Amongst other things, it meant not showing any emotions except anger, and to be sure to always “win” without considering what anyone else needed. But the truth is, I wasn’t very good at acting that way, as a boy or as a young man; so I often felt less than “manly.”
It has taken me a long time to let go of that early conditioning, and I’ve been inspired by all those men who’ve shown how much happier they are after breaking free from that limiting, emotional “man box.” I’ve learned that the kind of dominating behaviour that so-called alpha males have learned to adopt is not innately masculine, and certainly doesn’t lead to peace of mind or happiness, which may explain why suicide is the leading cause of death for men between 25 and 50. And that conforming to how I imagine other people think I should be to get their approval is a kind of a living suicide.
The version of masculinity in which every man sees himself in competition with other men, and with nature, has no place in the modern world. If our species is to have much chance of survival, more men need to abandon these obsolete beliefs and behaviours in relation to each other and to the planet we depend on.
The good news is that each of us can define our own version of manhood, and living those values is the bravest thing we can do—the very essence of being a real man. For me, masculinity means doing what feels right, with a readiness to support and serve others and a determination to confront oppression. There’s no need for working out or doing sports to be “manly” if that’s not your thing.
I do feel sure that to be emotionally healthy, all men need to be in touch with and express their feminine qualities such as nurturing; empathy; softness; kindness. Sadly, many men and boys have been taught to become ashamed of and disconnected from their feminine side, and so like someone with only one leg, they become unbalanced and tend to grab onto others as they fall, taking them down, too.

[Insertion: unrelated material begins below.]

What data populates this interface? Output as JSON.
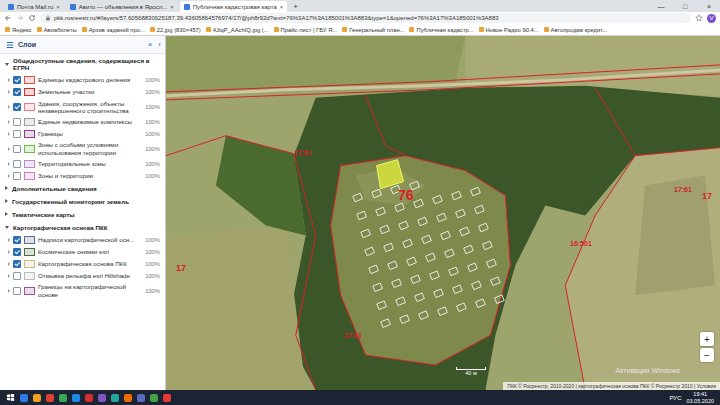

A man who is true to his authentic self will be respected by most people—as well as possibly hated by the cowards who envy him. He will lead a fulfilling life because he feels free to express all his emotions, and not be half a human for whom only some feelings are allowed.
I respect any man who challenges himself, and develops skills, prowess, and endurance in sports and other physical activities. And if he also believes in equality and wants a mutually respectful relationship with a woman who will trust and admire him, helping out with household chores will also be a manly thing for him to do—and so would sewing, raising children, or being a carer if that’s what feels right for him.
The main thing is, to kick the limitations of the man box, and not try to “tick” that box. We should feel proud to live as the real men we know ourselves to be.